Hamas leader promises to 'pummel Israel' if conflict arises
At a briefing for reporters, Hamas Leader in Gaza Yahya Sinwar says 'Hamas is not aiming for a confrontation' but warns Israel against 'stupid measures': 'We have the ability to respond,' adds Sinwar, stating that Hamas's current strength surpasses its power during Protective Edge.
Six months after taking over as Hamas leader in Gaza, Yahya Sinwar sent a threatening message to Israel during a press briefing on Tuesday, saying that while Hamas is not looking to start a war, it will "pummel" Israel if necessary.. "Hamas is not seeking a confrontation, but if such a confrontation should arise, Hamas will pummel Israel," said Sinwar.
Sinwar, whose voice has not been heard many times since his appointment as Ismail Haniya's replacement last February, warned Israel against "taking stupid steps against the Gaza Strip" and claimed that "the Palestinian resistance has the ability to respond to that."
Sinwar also made it clear that Hamas was prepared for a confrontation and claimed that the organization's strength was greater than it was during Operation Protective Edge. "Israel is not launching a new war against Gaza, which stresses its fear of the unknown that awaits it in Gaza."
During the main part of his speech, Sinwar referred to the dismantling of the Gaza Strip's administrative committee, which serves as a kind of shadow government opposing the ruling of Palestinian President Mahmoud Abbas, who is looking to dismantle it. Sinwar said that dismantling the committee was the easiest decision Hamas could make, but that his organization is convinced that this will bring them back to the power vacuum that existed before.
At present, Abbas is exerting severe sanctions on Gaza's leadership and civilian population, in an effort to have it turn over control to the Palestinian Authority. Speaking to journalists, Sinwar stated that Hamas leadership would be willing to its dissolve the administrative committee if Abbas would genuinely move toward a reconciliation.
Referring to the Palestinian desire to declare their independence, Sinwar mentioned to his organization's contacts with deposed senior Palestinian figure Mohammad Dahlan—who, like Abbas, is also from the Fatah party—saying that there joint efforts of both sides to promote the "national project."
As for relations with Egypt, Sinwar said that the Egyptian government had committed itself to opening the Rafah crossing for goods and passengers after the Muslim holiday of Eid al-Adha. He noted that relations with Egypt were great and that Hamas had managed to achieve many breakthroughs in talks with its neighbor to the south. He also mentioned "there is talk about improving the electricity situation" in Gaza, which under Abbas's sanctions receives only 3 – 4 hours a day.

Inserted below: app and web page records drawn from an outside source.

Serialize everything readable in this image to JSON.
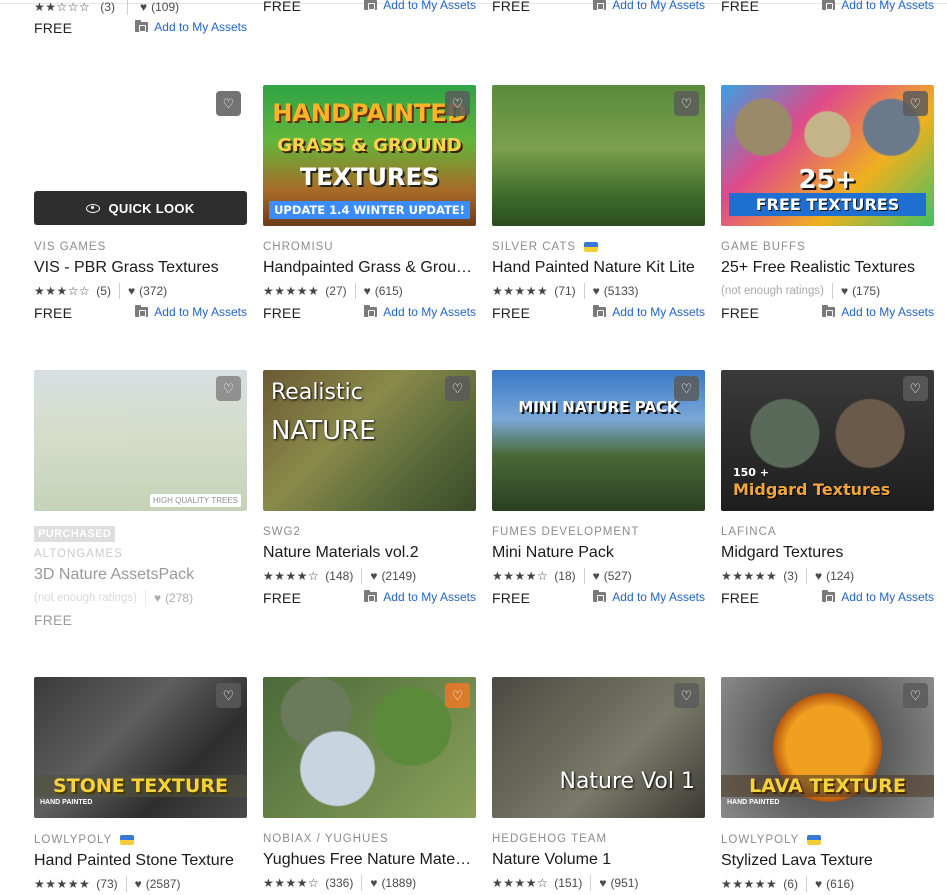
{
  "colors": {
    "link": "#2364c8",
    "purchased_bg": "#dedede",
    "quicklook_bg": "#2e2e2e"
  },
  "icons": {
    "heart": "heart-icon",
    "folder": "folder-icon",
    "eye": "eye-icon",
    "flag": "ukraine-flag-icon"
  },
  "common": {
    "free": "FREE",
    "add_to_assets": "Add to My Assets",
    "quick_look": "QUICK LOOK",
    "purchased": "PURCHASED",
    "not_enough": "(not enough ratings)"
  },
  "top_row": [
    {
      "stars": "★★☆☆☆",
      "count": "(3)",
      "likes": "(109)",
      "price": "FREE"
    },
    {
      "price": "FREE"
    },
    {
      "price": "FREE"
    },
    {
      "price": "FREE"
    }
  ],
  "cards": [
    {
      "publisher": "VIS GAMES",
      "title": "VIS - PBR Grass Textures",
      "stars": "★★★☆☆",
      "rating_count": "(5)",
      "likes": "(372)",
      "price": "FREE"
    },
    {
      "publisher": "CHROMISU",
      "title": "Handpainted Grass & Ground Textures",
      "stars": "★★★★★",
      "rating_count": "(27)",
      "likes": "(615)",
      "price": "FREE",
      "thumb_lines": [
        "HANDPAINTED",
        "GRASS & GROUND",
        "TEXTURES",
        "UPDATE 1.4 WINTER UPDATE!"
      ]
    },
    {
      "publisher": "SILVER CATS",
      "title": "Hand Painted Nature Kit Lite",
      "stars": "★★★★★",
      "rating_count": "(71)",
      "likes": "(5133)",
      "price": "FREE"
    },
    {
      "publisher": "GAME BUFFS",
      "title": "25+ Free Realistic Textures",
      "likes": "(175)",
      "price": "FREE",
      "thumb_lines": [
        "25+",
        "FREE TEXTURES"
      ]
    },
    {
      "publisher": "ALTONGAMES",
      "title": "3D Nature AssetsPack",
      "likes": "(278)",
      "price": "FREE",
      "thumb_lines": [
        "HIGH QUALITY TREES"
      ]
    },
    {
      "publisher": "SWG2",
      "title": "Nature Materials vol.2",
      "stars": "★★★★☆",
      "rating_count": "(148)",
      "likes": "(2149)",
      "price": "FREE",
      "thumb_lines": [
        "Realistic",
        "NATURE"
      ]
    },
    {
      "publisher": "FUMES DEVELOPMENT",
      "title": "Mini Nature Pack",
      "stars": "★★★★☆",
      "rating_count": "(18)",
      "likes": "(527)",
      "price": "FREE",
      "thumb_lines": [
        "MINI NATURE PACK"
      ]
    },
    {
      "publisher": "LAFINCA",
      "title": "Midgard Textures",
      "stars": "★★★★★",
      "rating_count": "(3)",
      "likes": "(124)",
      "price": "FREE",
      "thumb_lines": [
        "150 +",
        "Midgard Textures"
      ]
    },
    {
      "publisher": "LOWLYPOLY",
      "title": "Hand Painted Stone Texture",
      "stars": "★★★★★",
      "rating_count": "(73)",
      "likes": "(2587)",
      "thumb_lines": [
        "STONE TEXTURE",
        "HAND PAINTED"
      ]
    },
    {
      "publisher": "NOBIAX / YUGHUES",
      "title": "Yughues Free Nature Materials",
      "stars": "★★★★☆",
      "rating_count": "(336)",
      "likes": "(1889)"
    },
    {
      "publisher": "HEDGEHOG TEAM",
      "title": "Nature Volume 1",
      "stars": "★★★★☆",
      "rating_count": "(151)",
      "likes": "(951)",
      "thumb_lines": [
        "Nature Vol 1"
      ]
    },
    {
      "publisher": "LOWLYPOLY",
      "title": "Stylized Lava Texture",
      "stars": "★★★★★",
      "rating_count": "(6)",
      "likes": "(616)",
      "thumb_lines": [
        "LAVA TEXTURE",
        "HAND PAINTED"
      ]
    }
  ]
}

The most senior figure to be released in 2011 as part of the Gilad Shalit deal, Sinwar was the liaison between Hamas's military wing and political wing before his appointment to be Hamas's leader in Gaza.